TASK OBJECTIVE: The records that follow must all be duplicated exactly.

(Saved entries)
BEGIN
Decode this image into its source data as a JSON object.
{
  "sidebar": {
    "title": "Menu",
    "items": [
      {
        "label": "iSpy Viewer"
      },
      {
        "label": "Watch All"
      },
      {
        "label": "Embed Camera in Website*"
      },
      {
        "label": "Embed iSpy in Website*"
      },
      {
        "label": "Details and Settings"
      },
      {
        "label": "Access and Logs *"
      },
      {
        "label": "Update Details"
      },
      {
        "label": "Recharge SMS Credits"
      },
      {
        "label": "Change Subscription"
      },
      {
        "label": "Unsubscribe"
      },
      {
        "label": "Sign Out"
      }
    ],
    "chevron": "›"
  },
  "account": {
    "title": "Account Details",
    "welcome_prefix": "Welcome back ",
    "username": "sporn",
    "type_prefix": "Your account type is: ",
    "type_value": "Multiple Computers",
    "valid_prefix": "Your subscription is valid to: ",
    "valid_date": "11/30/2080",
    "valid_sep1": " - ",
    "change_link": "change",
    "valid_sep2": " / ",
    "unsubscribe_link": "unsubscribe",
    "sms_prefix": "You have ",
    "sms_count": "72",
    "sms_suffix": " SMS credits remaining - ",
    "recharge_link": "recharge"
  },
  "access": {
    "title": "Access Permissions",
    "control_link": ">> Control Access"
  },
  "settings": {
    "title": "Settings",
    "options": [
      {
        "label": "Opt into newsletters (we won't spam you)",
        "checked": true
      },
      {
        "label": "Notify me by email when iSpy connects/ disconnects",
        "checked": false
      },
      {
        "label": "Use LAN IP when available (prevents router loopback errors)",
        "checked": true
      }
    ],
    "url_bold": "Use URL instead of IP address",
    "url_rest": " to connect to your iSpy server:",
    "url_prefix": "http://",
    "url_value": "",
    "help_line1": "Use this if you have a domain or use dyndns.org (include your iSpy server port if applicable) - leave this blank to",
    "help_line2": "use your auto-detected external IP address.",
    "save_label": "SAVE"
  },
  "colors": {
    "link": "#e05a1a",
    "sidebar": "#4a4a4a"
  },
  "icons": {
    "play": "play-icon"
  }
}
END
RESULT FOR THIS TASK:
Decode this image into its source data as a JSON object.
{
  "sidebar": {
    "title": "Menu",
    "items": [
      {
        "label": "iSpy Viewer"
      },
      {
        "label": "Watch All"
      },
      {
        "label": "Embed Camera in Website*"
      },
      {
        "label": "Embed iSpy in Website*"
      },
      {
        "label": "Details and Settings"
      },
      {
        "label": "Access and Logs *"
      },
      {
        "label": "Update Details"
      },
      {
        "label": "Recharge SMS Credits"
      },
      {
        "label": "Change Subscription"
      },
      {
        "label": "Unsubscribe"
      },
      {
        "label": "Sign Out"
      }
    ],
    "chevron": "›"
  },
  "account": {
    "title": "Account Details",
    "welcome_prefix": "Welcome back ",
    "username": "sporn",
    "type_prefix": "Your account type is: ",
    "type_value": "Multiple Computers",
    "valid_prefix": "Your subscription is valid to: ",
    "valid_date": "11/30/2080",
    "valid_sep1": " - ",
    "change_link": "change",
    "valid_sep2": " / ",
    "unsubscribe_link": "unsubscribe",
    "sms_prefix": "You have ",
    "sms_count": "72",
    "sms_suffix": " SMS credits remaining - ",
    "recharge_link": "recharge"
  },
  "access": {
    "title": "Access Permissions",
    "control_link": ">> Control Access"
  },
  "settings": {
    "title": "Settings",
    "options": [
      {
        "label": "Opt into newsletters (we won't spam you)",
        "checked": true
      },
      {
        "label": "Notify me by email when iSpy connects/ disconnects",
        "checked": false
      },
      {
        "label": "Use LAN IP when available (prevents router loopback errors)",
        "checked": true
      }
    ],
    "url_bold": "Use URL instead of IP address",
    "url_rest": " to connect to your iSpy server:",
    "url_prefix": "http://",
    "url_value": "",
    "help_line1": "Use this if you have a domain or use dyndns.org (include your iSpy server port if applicable) - leave this blank to",
    "help_line2": "use your auto-detected external IP address.",
    "save_label": "SAVE"
  },
  "colors": {
    "link": "#e05a1a",
    "sidebar": "#4a4a4a"
  },
  "icons": {
    "play": "play-icon"
  }
}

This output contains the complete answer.